Each entry is to be retyped exactly as it stands.

━━━ Exercise data

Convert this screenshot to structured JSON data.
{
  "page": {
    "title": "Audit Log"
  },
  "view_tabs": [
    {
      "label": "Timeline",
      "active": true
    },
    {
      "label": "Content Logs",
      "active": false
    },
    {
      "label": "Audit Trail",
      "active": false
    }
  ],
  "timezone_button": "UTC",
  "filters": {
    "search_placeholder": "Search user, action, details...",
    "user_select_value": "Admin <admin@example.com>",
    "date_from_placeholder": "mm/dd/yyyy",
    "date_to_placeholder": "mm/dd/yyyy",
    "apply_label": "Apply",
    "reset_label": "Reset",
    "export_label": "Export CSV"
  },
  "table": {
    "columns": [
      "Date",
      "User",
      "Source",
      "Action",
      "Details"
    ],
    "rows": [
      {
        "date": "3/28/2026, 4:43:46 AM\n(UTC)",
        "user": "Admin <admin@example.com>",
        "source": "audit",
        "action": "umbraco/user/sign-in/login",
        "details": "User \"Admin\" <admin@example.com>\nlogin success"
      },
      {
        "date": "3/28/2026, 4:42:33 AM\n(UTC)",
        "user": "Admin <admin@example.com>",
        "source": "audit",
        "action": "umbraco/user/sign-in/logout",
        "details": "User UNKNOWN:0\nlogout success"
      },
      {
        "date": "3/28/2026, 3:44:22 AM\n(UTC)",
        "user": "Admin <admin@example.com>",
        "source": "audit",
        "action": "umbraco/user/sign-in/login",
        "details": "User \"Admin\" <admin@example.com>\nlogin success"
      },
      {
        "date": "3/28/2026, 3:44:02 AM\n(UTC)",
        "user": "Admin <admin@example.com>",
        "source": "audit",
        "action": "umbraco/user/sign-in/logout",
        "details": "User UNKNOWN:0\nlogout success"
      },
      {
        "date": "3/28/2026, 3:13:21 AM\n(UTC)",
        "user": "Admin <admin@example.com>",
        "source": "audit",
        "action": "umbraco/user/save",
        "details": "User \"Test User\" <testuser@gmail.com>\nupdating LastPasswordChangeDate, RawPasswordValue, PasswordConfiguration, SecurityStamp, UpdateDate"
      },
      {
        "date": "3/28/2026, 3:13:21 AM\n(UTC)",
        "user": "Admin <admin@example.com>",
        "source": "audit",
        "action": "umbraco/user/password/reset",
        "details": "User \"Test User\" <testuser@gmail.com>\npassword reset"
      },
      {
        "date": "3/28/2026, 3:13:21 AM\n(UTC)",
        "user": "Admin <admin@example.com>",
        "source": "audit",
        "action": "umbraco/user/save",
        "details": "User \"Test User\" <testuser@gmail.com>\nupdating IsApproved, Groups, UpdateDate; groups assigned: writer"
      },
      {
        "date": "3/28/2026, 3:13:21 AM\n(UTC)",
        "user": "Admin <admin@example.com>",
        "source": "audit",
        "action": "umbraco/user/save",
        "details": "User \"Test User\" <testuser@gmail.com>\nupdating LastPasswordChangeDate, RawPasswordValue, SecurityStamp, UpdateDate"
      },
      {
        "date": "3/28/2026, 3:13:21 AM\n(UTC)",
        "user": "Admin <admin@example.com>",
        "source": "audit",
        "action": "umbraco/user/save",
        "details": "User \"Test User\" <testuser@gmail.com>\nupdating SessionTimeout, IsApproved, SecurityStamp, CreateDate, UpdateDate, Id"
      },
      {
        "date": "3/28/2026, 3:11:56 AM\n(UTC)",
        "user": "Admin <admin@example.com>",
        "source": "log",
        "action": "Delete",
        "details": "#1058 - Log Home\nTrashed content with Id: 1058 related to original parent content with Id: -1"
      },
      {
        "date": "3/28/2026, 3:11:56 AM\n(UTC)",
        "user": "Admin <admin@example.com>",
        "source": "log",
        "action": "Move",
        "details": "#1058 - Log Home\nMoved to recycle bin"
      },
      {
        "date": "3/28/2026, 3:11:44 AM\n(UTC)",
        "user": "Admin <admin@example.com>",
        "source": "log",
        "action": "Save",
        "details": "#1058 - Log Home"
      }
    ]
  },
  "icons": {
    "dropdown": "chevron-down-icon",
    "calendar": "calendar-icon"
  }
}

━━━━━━

# Answer to this exercise
Convert this screenshot to structured JSON data.
{
  "page": {
    "title": "Audit Log"
  },
  "view_tabs": [
    {
      "label": "Timeline",
      "active": true
    },
    {
      "label": "Content Logs",
      "active": false
    },
    {
      "label": "Audit Trail",
      "active": false
    }
  ],
  "timezone_button": "UTC",
  "filters": {
    "search_placeholder": "Search user, action, details...",
    "user_select_value": "Admin <admin@example.com>",
    "date_from_placeholder": "mm/dd/yyyy",
    "date_to_placeholder": "mm/dd/yyyy",
    "apply_label": "Apply",
    "reset_label": "Reset",
    "export_label": "Export CSV"
  },
  "table": {
    "columns": [
      "Date",
      "User",
      "Source",
      "Action",
      "Details"
    ],
    "rows": [
      {
        "date": "3/28/2026, 4:43:46 AM\n(UTC)",
        "user": "Admin <admin@example.com>",
        "source": "audit",
        "action": "umbraco/user/sign-in/login",
        "details": "User \"Admin\" <admin@example.com>\nlogin success"
      },
      {
        "date": "3/28/2026, 4:42:33 AM\n(UTC)",
        "user": "Admin <admin@example.com>",
        "source": "audit",
        "action": "umbraco/user/sign-in/logout",
        "details": "User UNKNOWN:0\nlogout success"
      },
      {
        "date": "3/28/2026, 3:44:22 AM\n(UTC)",
        "user": "Admin <admin@example.com>",
        "source": "audit",
        "action": "umbraco/user/sign-in/login",
        "details": "User \"Admin\" <admin@example.com>\nlogin success"
      },
      {
        "date": "3/28/2026, 3:44:02 AM\n(UTC)",
        "user": "Admin <admin@example.com>",
        "source": "audit",
        "action": "umbraco/user/sign-in/logout",
        "details": "User UNKNOWN:0\nlogout success"
      },
      {
        "date": "3/28/2026, 3:13:21 AM\n(UTC)",
        "user": "Admin <admin@example.com>",
        "source": "audit",
        "action": "umbraco/user/save",
        "details": "User \"Test User\" <testuser@gmail.com>\nupdating LastPasswordChangeDate, RawPasswordValue, PasswordConfiguration, SecurityStamp, UpdateDate"
      },
      {
        "date": "3/28/2026, 3:13:21 AM\n(UTC)",
        "user": "Admin <admin@example.com>",
        "source": "audit",
        "action": "umbraco/user/password/reset",
        "details": "User \"Test User\" <testuser@gmail.com>\npassword reset"
      },
      {
        "date": "3/28/2026, 3:13:21 AM\n(UTC)",
        "user": "Admin <admin@example.com>",
        "source": "audit",
        "action": "umbraco/user/save",
        "details": "User \"Test User\" <testuser@gmail.com>\nupdating IsApproved, Groups, UpdateDate; groups assigned: writer"
      },
      {
        "date": "3/28/2026, 3:13:21 AM\n(UTC)",
        "user": "Admin <admin@example.com>",
        "source": "audit",
        "action": "umbraco/user/save",
        "details": "User \"Test User\" <testuser@gmail.com>\nupdating LastPasswordChangeDate, RawPasswordValue, SecurityStamp, UpdateDate"
      },
      {
        "date": "3/28/2026, 3:13:21 AM\n(UTC)",
        "user": "Admin <admin@example.com>",
        "source": "audit",
        "action": "umbraco/user/save",
        "details": "User \"Test User\" <testuser@gmail.com>\nupdating SessionTimeout, IsApproved, SecurityStamp, CreateDate, UpdateDate, Id"
      },
      {
        "date": "3/28/2026, 3:11:56 AM\n(UTC)",
        "user": "Admin <admin@example.com>",
        "source": "log",
        "action": "Delete",
        "details": "#1058 - Log Home\nTrashed content with Id: 1058 related to original parent content with Id: -1"
      },
      {
        "date": "3/28/2026, 3:11:56 AM\n(UTC)",
        "user": "Admin <admin@example.com>",
        "source": "log",
        "action": "Move",
        "details": "#1058 - Log Home\nMoved to recycle bin"
      },
      {
        "date": "3/28/2026, 3:11:44 AM\n(UTC)",
        "user": "Admin <admin@example.com>",
        "source": "log",
        "action": "Save",
        "details": "#1058 - Log Home"
      }
    ]
  },
  "icons": {
    "dropdown": "chevron-down-icon",
    "calendar": "calendar-icon"
  }
}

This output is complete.